■ **WHAT TO WORK ON**
Where the records hold the string "equalizer", show the whole line it sits on.

(Data about app and page elements)
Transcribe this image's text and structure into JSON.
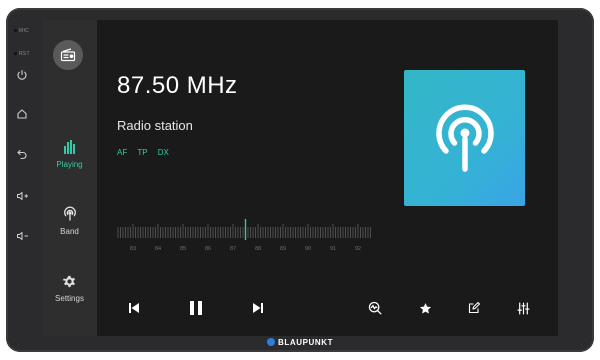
{
  "device": {
    "mic_label": "MIC",
    "rst_label": "RST",
    "brand": "BLAUPUNKT",
    "hardware_buttons": [
      "power-icon",
      "home-icon",
      "back-icon",
      "volume-up-icon",
      "volume-down-icon"
    ]
  },
  "sidebar": {
    "items": [
      {
        "label": "Playing",
        "icon": "equalizer-bars-icon",
        "active": true
      },
      {
        "label": "Band",
        "icon": "broadcast-icon",
        "active": false
      },
      {
        "label": "Settings",
        "icon": "gear-icon",
        "active": false
      }
    ]
  },
  "radio": {
    "frequency": "87.50 MHz",
    "station": "Radio station",
    "flags": [
      "AF",
      "TP",
      "DX"
    ],
    "tuner_ticks": [
      "83",
      "84",
      "85",
      "86",
      "87",
      "88",
      "89",
      "90",
      "91",
      "92"
    ],
    "current_mhz": 87.5,
    "accent_color": "#35c9a8",
    "art_icon": "broadcast-antenna-icon"
  },
  "controls": [
    "previous-icon",
    "pause-icon",
    "next-icon",
    "search-scan-icon",
    "star-icon",
    "edit-icon",
    "equalizer-sliders-icon"
  ]
}
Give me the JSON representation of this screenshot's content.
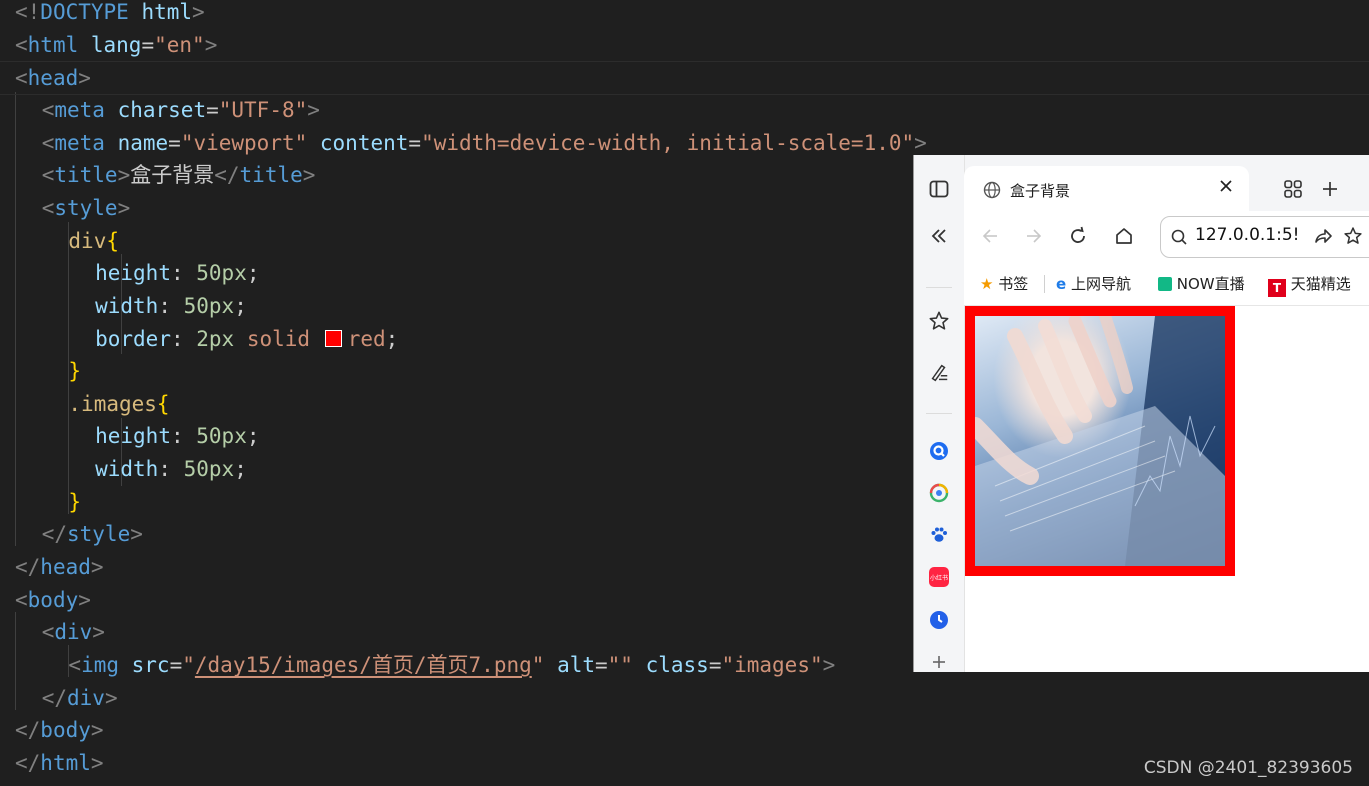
{
  "code_lines": [
    [
      [
        "t-br",
        "<!"
      ],
      [
        "t-tag",
        "DOCTYPE"
      ],
      [
        "t-attr",
        " html"
      ],
      [
        "t-br",
        ">"
      ]
    ],
    [
      [
        "t-br",
        "<"
      ],
      [
        "t-tag",
        "html"
      ],
      [
        "t-attr",
        " lang"
      ],
      [
        "t-eq",
        "="
      ],
      [
        "t-str",
        "\"en\""
      ],
      [
        "t-br",
        ">"
      ]
    ],
    [
      [
        "t-br",
        "<"
      ],
      [
        "t-tag",
        "head"
      ],
      [
        "t-br",
        ">"
      ]
    ],
    [
      [
        "t-txt",
        "    "
      ],
      [
        "t-br",
        "<"
      ],
      [
        "t-tag",
        "meta"
      ],
      [
        "t-attr",
        " charset"
      ],
      [
        "t-eq",
        "="
      ],
      [
        "t-str",
        "\"UTF-8\""
      ],
      [
        "t-br",
        ">"
      ]
    ],
    [
      [
        "t-txt",
        "    "
      ],
      [
        "t-br",
        "<"
      ],
      [
        "t-tag",
        "meta"
      ],
      [
        "t-attr",
        " name"
      ],
      [
        "t-eq",
        "="
      ],
      [
        "t-str",
        "\"viewport\""
      ],
      [
        "t-attr",
        " content"
      ],
      [
        "t-eq",
        "="
      ],
      [
        "t-str",
        "\"width=device-width, initial-scale=1.0\""
      ],
      [
        "t-br",
        ">"
      ]
    ],
    [
      [
        "t-txt",
        "    "
      ],
      [
        "t-br",
        "<"
      ],
      [
        "t-tag",
        "title"
      ],
      [
        "t-br",
        ">"
      ],
      [
        "t-txt",
        "盒子背景"
      ],
      [
        "t-br",
        "</"
      ],
      [
        "t-tag",
        "title"
      ],
      [
        "t-br",
        ">"
      ]
    ],
    [
      [
        "t-txt",
        "    "
      ],
      [
        "t-br",
        "<"
      ],
      [
        "t-tag",
        "style"
      ],
      [
        "t-br",
        ">"
      ]
    ],
    [
      [
        "t-txt",
        "        "
      ],
      [
        "t-sel",
        "div"
      ],
      [
        "t-curly",
        "{"
      ]
    ],
    [
      [
        "t-txt",
        "            "
      ],
      [
        "t-prop",
        "height"
      ],
      [
        "t-eq",
        ": "
      ],
      [
        "t-num",
        "50px"
      ],
      [
        "t-eq",
        ";"
      ]
    ],
    [
      [
        "t-txt",
        "            "
      ],
      [
        "t-prop",
        "width"
      ],
      [
        "t-eq",
        ": "
      ],
      [
        "t-num",
        "50px"
      ],
      [
        "t-eq",
        ";"
      ]
    ],
    [
      [
        "t-txt",
        "            "
      ],
      [
        "t-prop",
        "border"
      ],
      [
        "t-eq",
        ": "
      ],
      [
        "t-num",
        "2px"
      ],
      [
        "t-val",
        " solid "
      ],
      [
        "swatch",
        ""
      ],
      [
        "t-val",
        "red"
      ],
      [
        "t-eq",
        ";"
      ]
    ],
    [
      [
        "t-txt",
        "        "
      ],
      [
        "t-curly",
        "}"
      ]
    ],
    [
      [
        "t-txt",
        "        "
      ],
      [
        "t-sel",
        ".images"
      ],
      [
        "t-curly",
        "{"
      ]
    ],
    [
      [
        "t-txt",
        "            "
      ],
      [
        "t-prop",
        "height"
      ],
      [
        "t-eq",
        ": "
      ],
      [
        "t-num",
        "50px"
      ],
      [
        "t-eq",
        ";"
      ]
    ],
    [
      [
        "t-txt",
        "            "
      ],
      [
        "t-prop",
        "width"
      ],
      [
        "t-eq",
        ": "
      ],
      [
        "t-num",
        "50px"
      ],
      [
        "t-eq",
        ";"
      ]
    ],
    [
      [
        "t-txt",
        "        "
      ],
      [
        "t-curly",
        "}"
      ]
    ],
    [
      [
        "t-txt",
        "    "
      ],
      [
        "t-br",
        "</"
      ],
      [
        "t-tag",
        "style"
      ],
      [
        "t-br",
        ">"
      ]
    ],
    [
      [
        "t-br",
        "</"
      ],
      [
        "t-tag",
        "head"
      ],
      [
        "t-br",
        ">"
      ]
    ],
    [
      [
        "t-br",
        "<"
      ],
      [
        "t-tag",
        "body"
      ],
      [
        "t-br",
        ">"
      ]
    ],
    [
      [
        "t-txt",
        "    "
      ],
      [
        "t-br",
        "<"
      ],
      [
        "t-tag",
        "div"
      ],
      [
        "t-br",
        ">"
      ]
    ],
    [
      [
        "t-txt",
        "        "
      ],
      [
        "t-br",
        "<"
      ],
      [
        "t-tag",
        "img"
      ],
      [
        "t-attr",
        " src"
      ],
      [
        "t-eq",
        "="
      ],
      [
        "t-str",
        "\""
      ],
      [
        "t-link",
        "/day15/images/首页/首页7.png"
      ],
      [
        "t-str",
        "\""
      ],
      [
        "t-attr",
        " alt"
      ],
      [
        "t-eq",
        "="
      ],
      [
        "t-str",
        "\"\""
      ],
      [
        "t-attr",
        " class"
      ],
      [
        "t-eq",
        "="
      ],
      [
        "t-str",
        "\"images\""
      ],
      [
        "t-br",
        ">"
      ]
    ],
    [
      [
        "t-txt",
        "    "
      ],
      [
        "t-br",
        "</"
      ],
      [
        "t-tag",
        "div"
      ],
      [
        "t-br",
        ">"
      ]
    ],
    [
      [
        "t-br",
        "</"
      ],
      [
        "t-tag",
        "body"
      ],
      [
        "t-br",
        ">"
      ]
    ],
    [
      [
        "t-br",
        "</"
      ],
      [
        "t-tag",
        "html"
      ],
      [
        "t-br",
        ">"
      ]
    ]
  ],
  "browser": {
    "tab_title": "盒子背景",
    "address": "127.0.0.1:5!",
    "bookmarks": [
      "书签",
      "上网导航",
      "NOW直播",
      "天猫精选"
    ],
    "side_app_label": "小红书"
  },
  "watermark": "CSDN @2401_82393605",
  "colors": {
    "editor_bg": "#1f1f1f",
    "border_red": "#ff0000"
  }
}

■ **FINISHED TASK**
        "icon": "equalizer-bars-icon",
    "equalizer-sliders-icon"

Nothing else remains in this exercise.